## Data
BEGIN
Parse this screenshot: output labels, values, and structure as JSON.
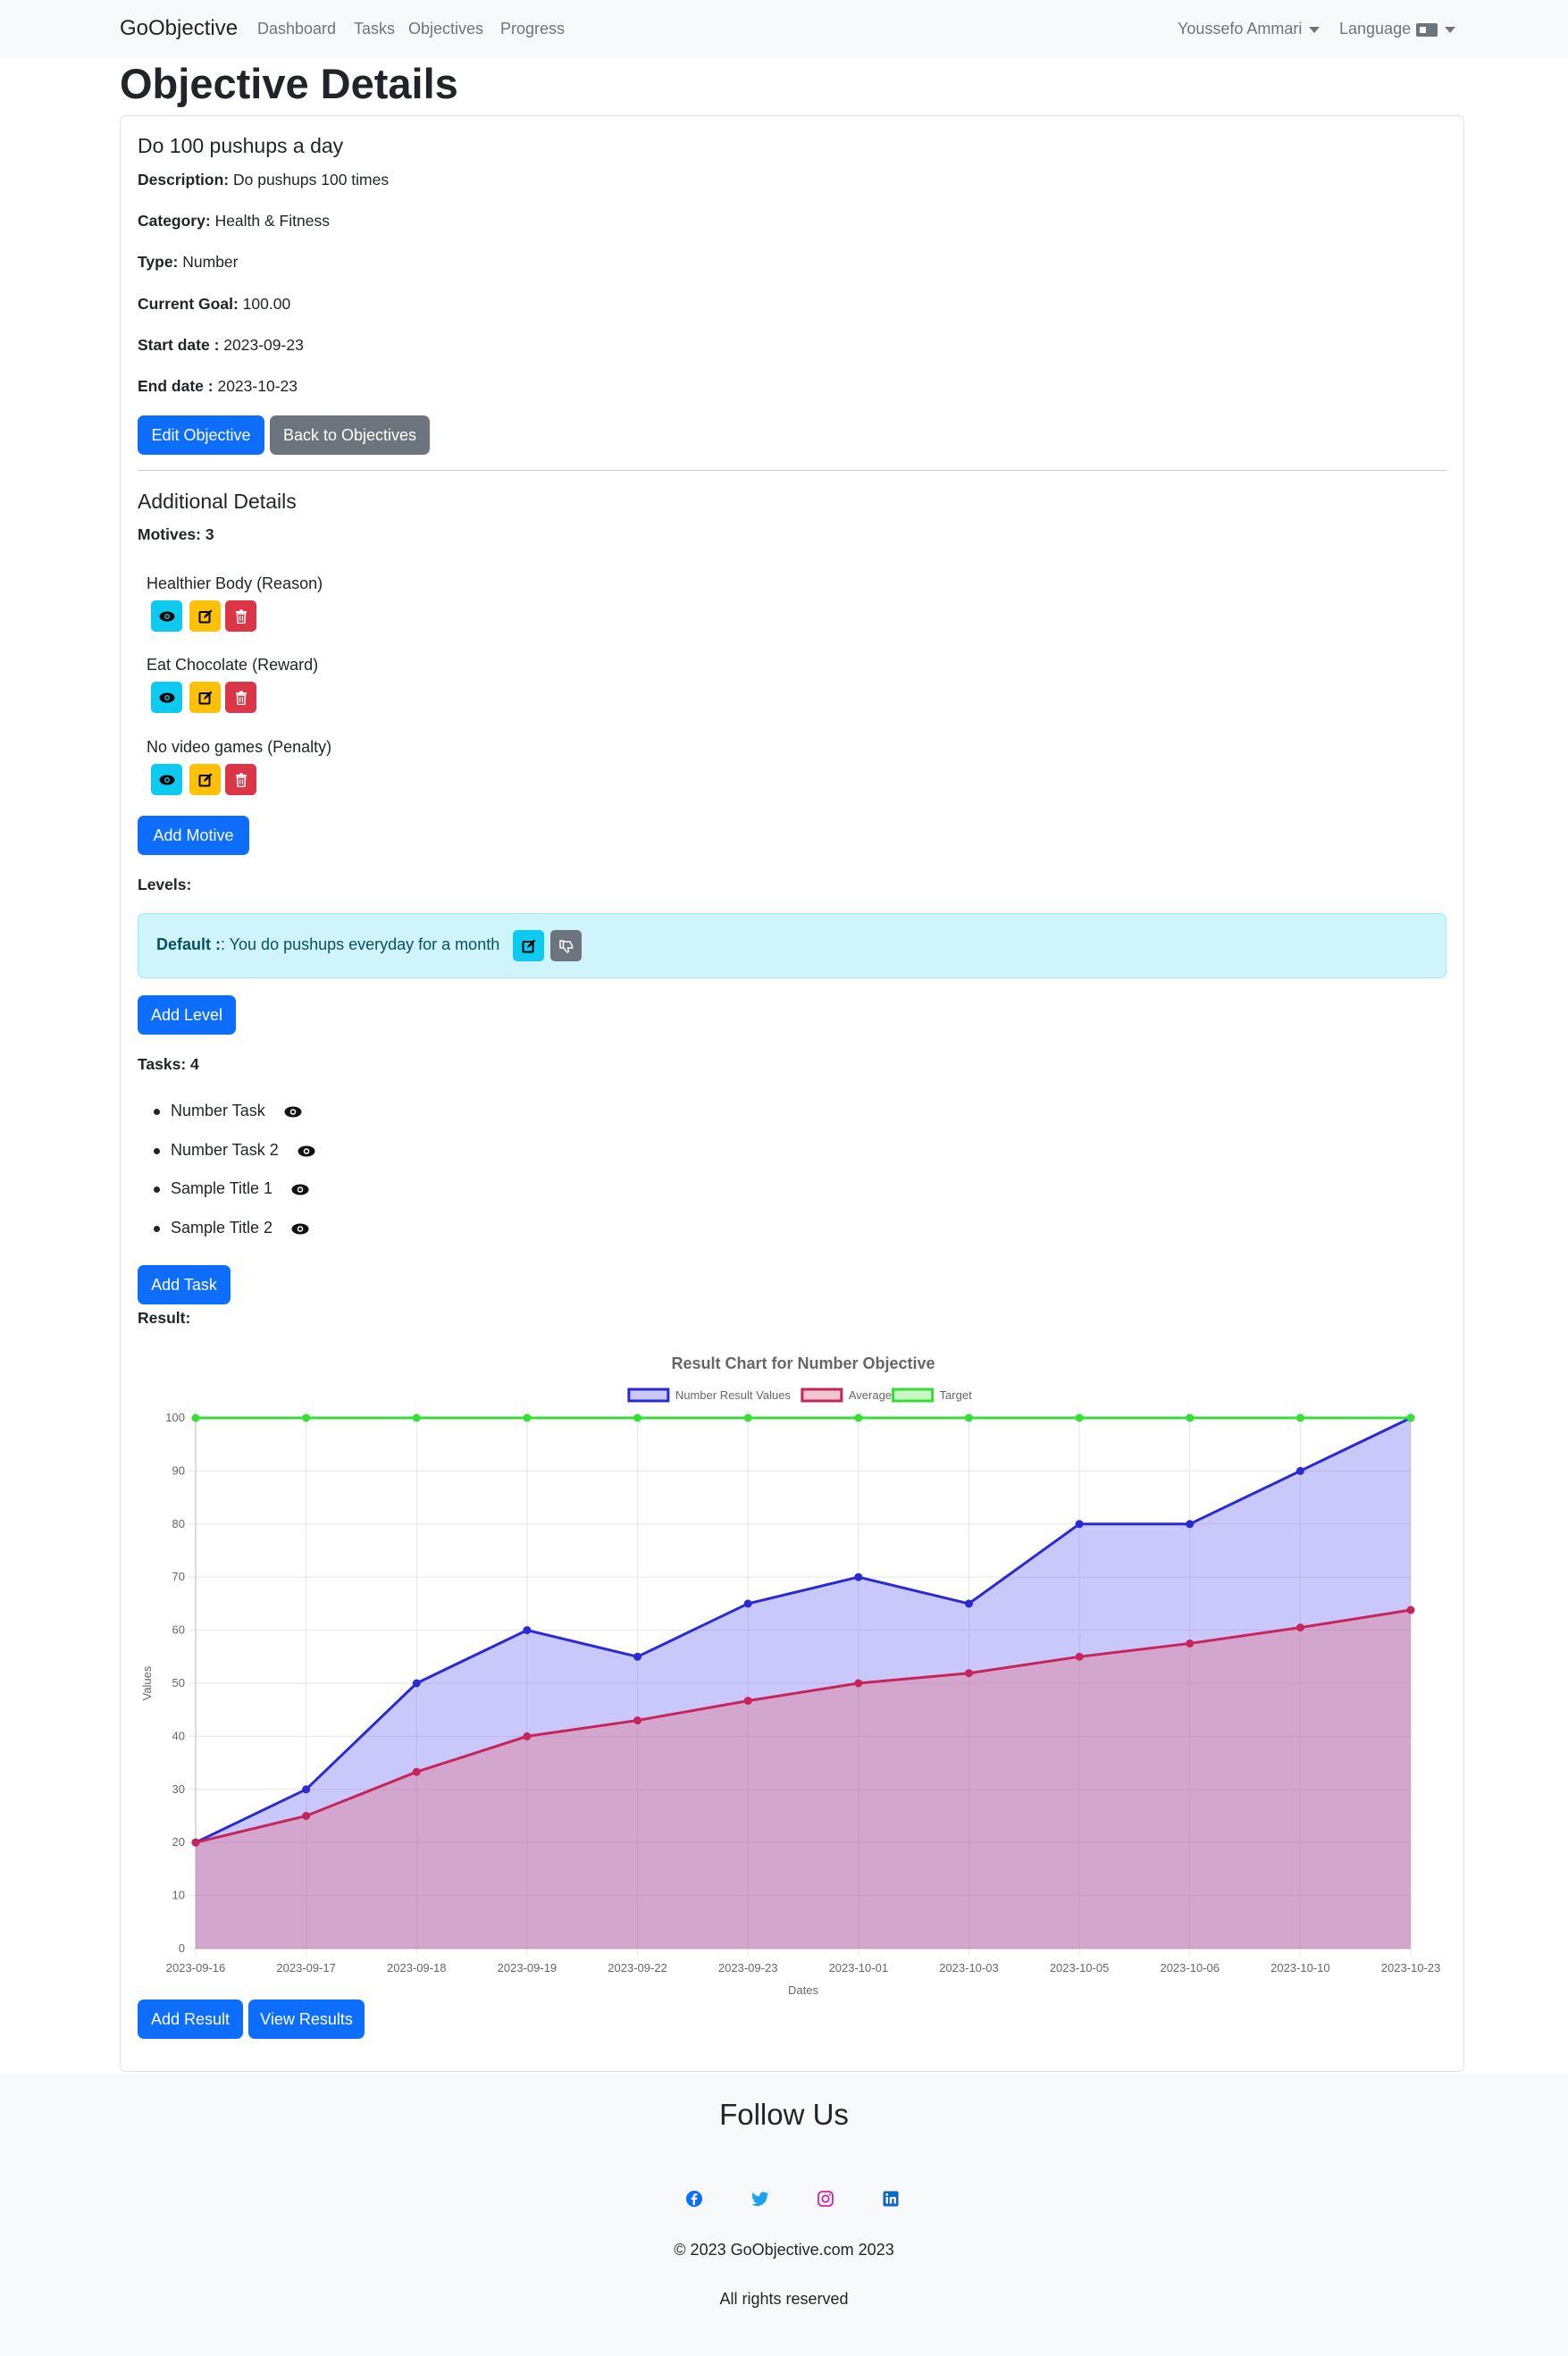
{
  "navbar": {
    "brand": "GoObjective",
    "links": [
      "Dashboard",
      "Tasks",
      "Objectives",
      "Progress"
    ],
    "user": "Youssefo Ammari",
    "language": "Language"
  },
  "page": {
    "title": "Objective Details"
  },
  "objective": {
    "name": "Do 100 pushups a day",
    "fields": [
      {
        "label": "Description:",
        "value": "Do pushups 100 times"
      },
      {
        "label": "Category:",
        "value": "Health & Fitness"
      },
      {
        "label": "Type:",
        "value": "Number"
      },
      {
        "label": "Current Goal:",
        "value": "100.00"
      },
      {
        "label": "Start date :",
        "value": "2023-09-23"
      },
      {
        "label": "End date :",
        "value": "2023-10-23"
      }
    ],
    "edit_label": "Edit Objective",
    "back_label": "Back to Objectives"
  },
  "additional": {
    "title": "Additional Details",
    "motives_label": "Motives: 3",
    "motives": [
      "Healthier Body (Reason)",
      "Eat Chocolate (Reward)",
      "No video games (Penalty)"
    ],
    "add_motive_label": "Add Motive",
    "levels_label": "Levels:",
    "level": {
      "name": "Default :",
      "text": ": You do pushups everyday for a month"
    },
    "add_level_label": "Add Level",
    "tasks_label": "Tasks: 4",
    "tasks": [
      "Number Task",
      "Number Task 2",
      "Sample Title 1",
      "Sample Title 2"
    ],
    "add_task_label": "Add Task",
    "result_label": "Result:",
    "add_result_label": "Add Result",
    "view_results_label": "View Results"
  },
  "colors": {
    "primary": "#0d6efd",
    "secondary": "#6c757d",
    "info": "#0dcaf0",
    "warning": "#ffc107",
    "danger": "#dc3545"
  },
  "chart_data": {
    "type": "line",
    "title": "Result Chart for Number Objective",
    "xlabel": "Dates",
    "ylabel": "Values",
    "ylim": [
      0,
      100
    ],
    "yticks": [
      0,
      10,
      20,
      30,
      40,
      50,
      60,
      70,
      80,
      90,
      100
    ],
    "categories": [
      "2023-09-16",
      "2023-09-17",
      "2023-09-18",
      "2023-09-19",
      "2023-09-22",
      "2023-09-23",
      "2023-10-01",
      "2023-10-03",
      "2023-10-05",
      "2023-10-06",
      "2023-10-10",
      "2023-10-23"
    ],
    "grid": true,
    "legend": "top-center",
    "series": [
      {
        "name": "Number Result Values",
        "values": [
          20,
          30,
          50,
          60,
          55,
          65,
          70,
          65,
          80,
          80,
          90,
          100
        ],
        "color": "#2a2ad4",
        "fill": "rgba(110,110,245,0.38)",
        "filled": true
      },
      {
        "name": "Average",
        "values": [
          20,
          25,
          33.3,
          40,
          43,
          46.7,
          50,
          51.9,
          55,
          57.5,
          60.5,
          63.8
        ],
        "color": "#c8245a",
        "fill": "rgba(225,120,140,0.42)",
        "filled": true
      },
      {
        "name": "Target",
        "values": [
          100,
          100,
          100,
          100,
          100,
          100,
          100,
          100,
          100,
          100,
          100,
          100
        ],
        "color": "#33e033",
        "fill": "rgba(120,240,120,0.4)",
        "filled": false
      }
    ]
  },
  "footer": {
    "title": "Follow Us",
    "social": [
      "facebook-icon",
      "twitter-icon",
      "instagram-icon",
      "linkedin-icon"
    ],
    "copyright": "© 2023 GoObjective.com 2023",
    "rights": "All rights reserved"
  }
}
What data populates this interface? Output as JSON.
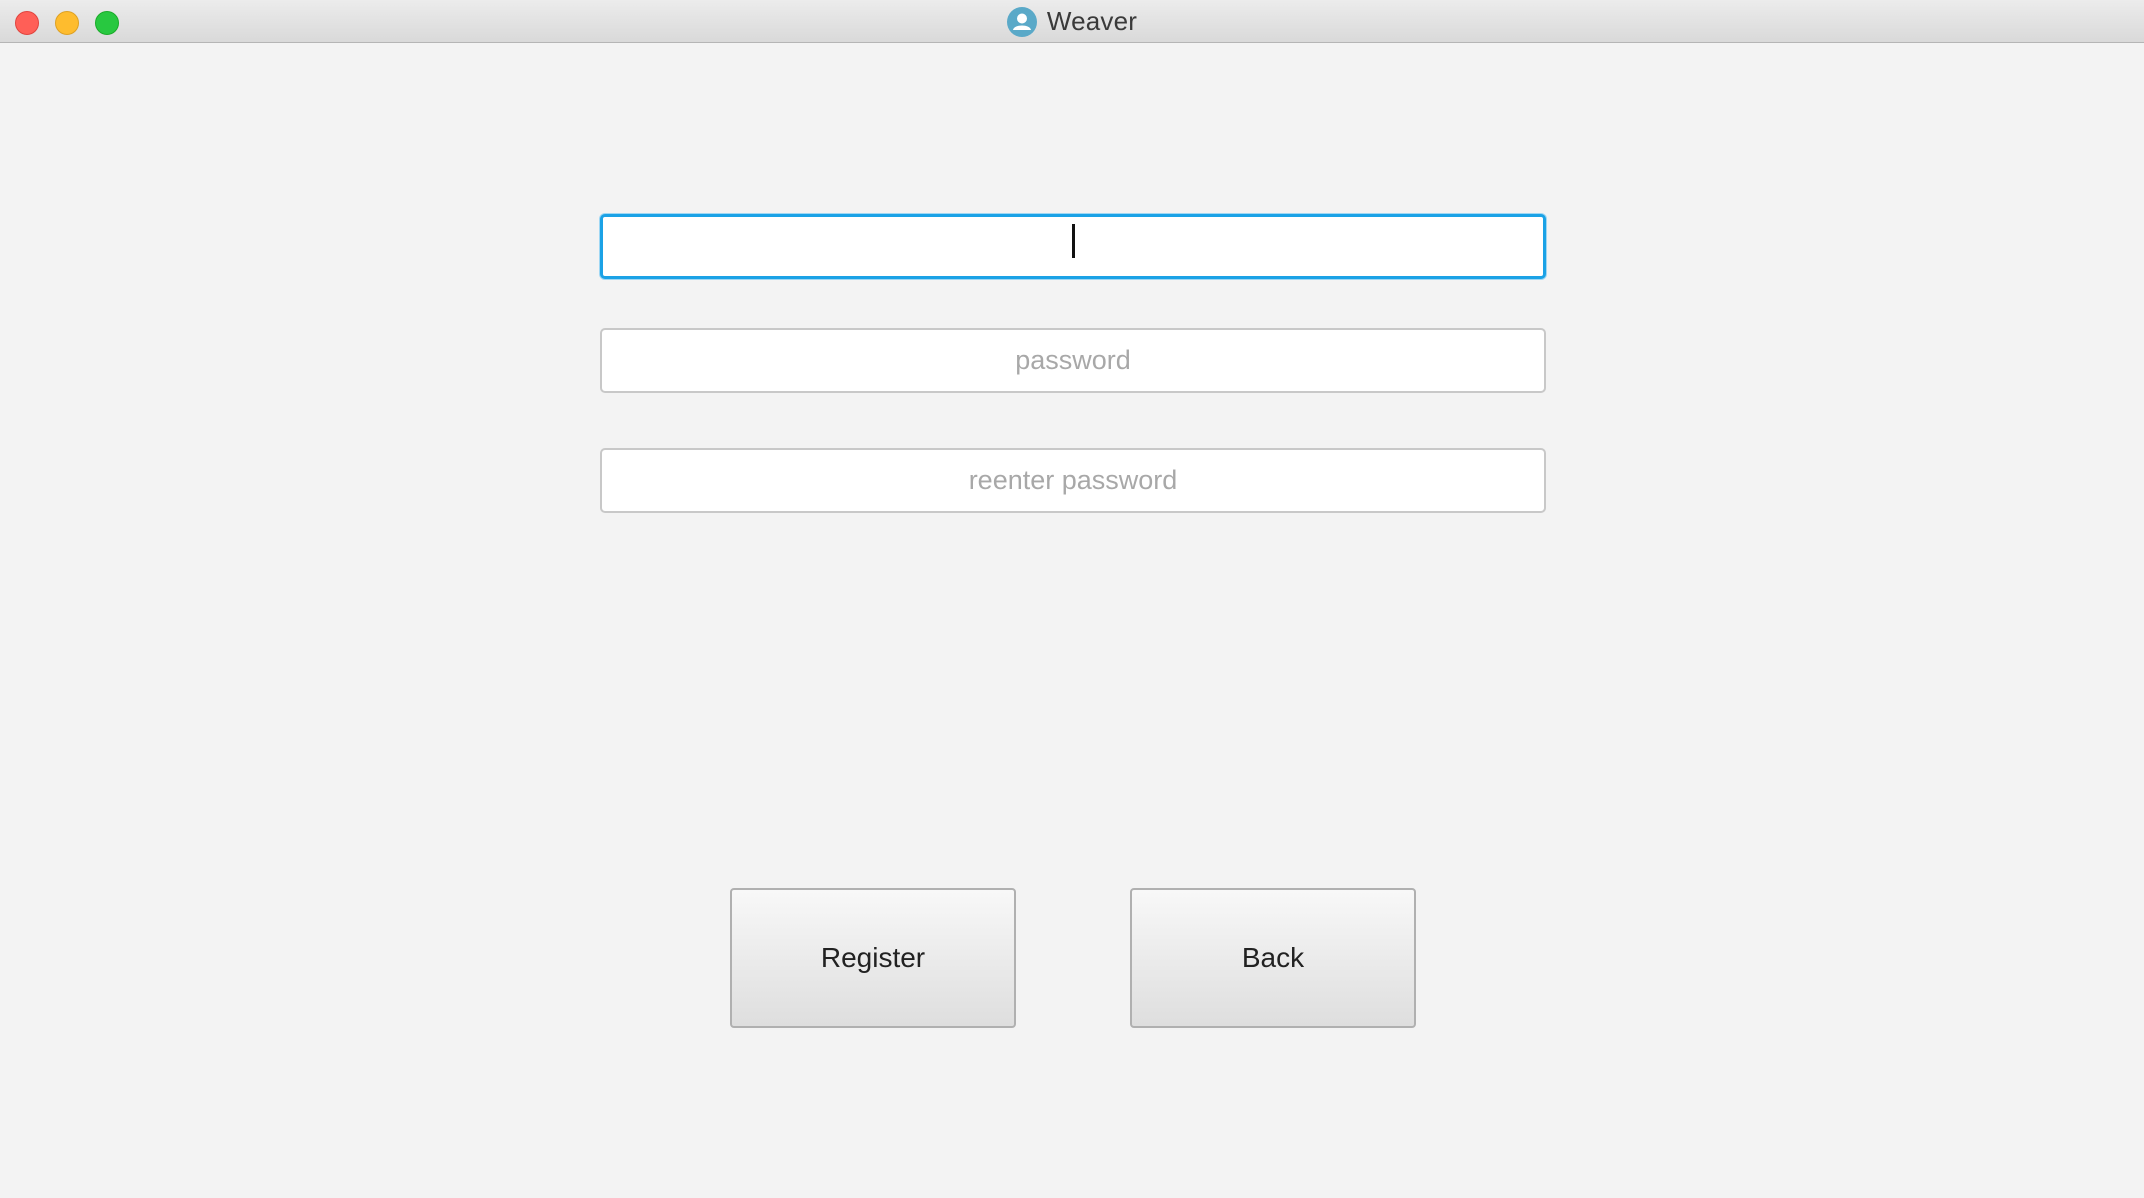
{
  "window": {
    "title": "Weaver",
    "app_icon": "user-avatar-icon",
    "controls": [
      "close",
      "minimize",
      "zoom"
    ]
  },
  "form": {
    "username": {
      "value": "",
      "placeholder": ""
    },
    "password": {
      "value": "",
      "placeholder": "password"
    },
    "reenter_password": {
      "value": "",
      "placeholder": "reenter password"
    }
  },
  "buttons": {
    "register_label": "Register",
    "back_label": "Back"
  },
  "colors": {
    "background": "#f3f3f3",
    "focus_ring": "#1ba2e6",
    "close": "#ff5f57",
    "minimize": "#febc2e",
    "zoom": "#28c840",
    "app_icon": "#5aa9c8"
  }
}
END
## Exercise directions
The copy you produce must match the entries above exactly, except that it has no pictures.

## Response
Parse this screenshot: output labels, values, and structure as JSON.
{
  "navbar": {
    "brand": "GoObjective",
    "links": [
      "Dashboard",
      "Tasks",
      "Objectives",
      "Progress"
    ],
    "user": "Youssefo Ammari",
    "language": "Language"
  },
  "page": {
    "title": "Objective Details"
  },
  "objective": {
    "name": "Do 100 pushups a day",
    "fields": [
      {
        "label": "Description:",
        "value": "Do pushups 100 times"
      },
      {
        "label": "Category:",
        "value": "Health & Fitness"
      },
      {
        "label": "Type:",
        "value": "Number"
      },
      {
        "label": "Current Goal:",
        "value": "100.00"
      },
      {
        "label": "Start date :",
        "value": "2023-09-23"
      },
      {
        "label": "End date :",
        "value": "2023-10-23"
      }
    ],
    "edit_label": "Edit Objective",
    "back_label": "Back to Objectives"
  },
  "additional": {
    "title": "Additional Details",
    "motives_label": "Motives: 3",
    "motives": [
      "Healthier Body (Reason)",
      "Eat Chocolate (Reward)",
      "No video games (Penalty)"
    ],
    "add_motive_label": "Add Motive",
    "levels_label": "Levels:",
    "level": {
      "name": "Default :",
      "text": ": You do pushups everyday for a month"
    },
    "add_level_label": "Add Level",
    "tasks_label": "Tasks: 4",
    "tasks": [
      "Number Task",
      "Number Task 2",
      "Sample Title 1",
      "Sample Title 2"
    ],
    "add_task_label": "Add Task",
    "result_label": "Result:",
    "add_result_label": "Add Result",
    "view_results_label": "View Results"
  },
  "colors": {
    "primary": "#0d6efd",
    "secondary": "#6c757d",
    "info": "#0dcaf0",
    "warning": "#ffc107",
    "danger": "#dc3545"
  },
  "chart_data": {
    "type": "line",
    "title": "Result Chart for Number Objective",
    "xlabel": "Dates",
    "ylabel": "Values",
    "ylim": [
      0,
      100
    ],
    "yticks": [
      0,
      10,
      20,
      30,
      40,
      50,
      60,
      70,
      80,
      90,
      100
    ],
    "categories": [
      "2023-09-16",
      "2023-09-17",
      "2023-09-18",
      "2023-09-19",
      "2023-09-22",
      "2023-09-23",
      "2023-10-01",
      "2023-10-03",
      "2023-10-05",
      "2023-10-06",
      "2023-10-10",
      "2023-10-23"
    ],
    "grid": true,
    "legend": "top-center",
    "series": [
      {
        "name": "Number Result Values",
        "values": [
          20,
          30,
          50,
          60,
          55,
          65,
          70,
          65,
          80,
          80,
          90,
          100
        ],
        "color": "#2a2ad4",
        "fill": "rgba(110,110,245,0.38)",
        "filled": true
      },
      {
        "name": "Average",
        "values": [
          20,
          25,
          33.3,
          40,
          43,
          46.7,
          50,
          51.9,
          55,
          57.5,
          60.5,
          63.8
        ],
        "color": "#c8245a",
        "fill": "rgba(225,120,140,0.42)",
        "filled": true
      },
      {
        "name": "Target",
        "values": [
          100,
          100,
          100,
          100,
          100,
          100,
          100,
          100,
          100,
          100,
          100,
          100
        ],
        "color": "#33e033",
        "fill": "rgba(120,240,120,0.4)",
        "filled": false
      }
    ]
  },
  "footer": {
    "title": "Follow Us",
    "social": [
      "facebook-icon",
      "twitter-icon",
      "instagram-icon",
      "linkedin-icon"
    ],
    "copyright": "© 2023 GoObjective.com 2023",
    "rights": "All rights reserved"
  }
}
What data populates this interface? Output as JSON.
{
  "window": {
    "title": "Weaver",
    "app_icon": "user-avatar-icon",
    "controls": [
      "close",
      "minimize",
      "zoom"
    ]
  },
  "form": {
    "username": {
      "value": "",
      "placeholder": ""
    },
    "password": {
      "value": "",
      "placeholder": "password"
    },
    "reenter_password": {
      "value": "",
      "placeholder": "reenter password"
    }
  },
  "buttons": {
    "register_label": "Register",
    "back_label": "Back"
  },
  "colors": {
    "background": "#f3f3f3",
    "focus_ring": "#1ba2e6",
    "close": "#ff5f57",
    "minimize": "#febc2e",
    "zoom": "#28c840",
    "app_icon": "#5aa9c8"
  }
}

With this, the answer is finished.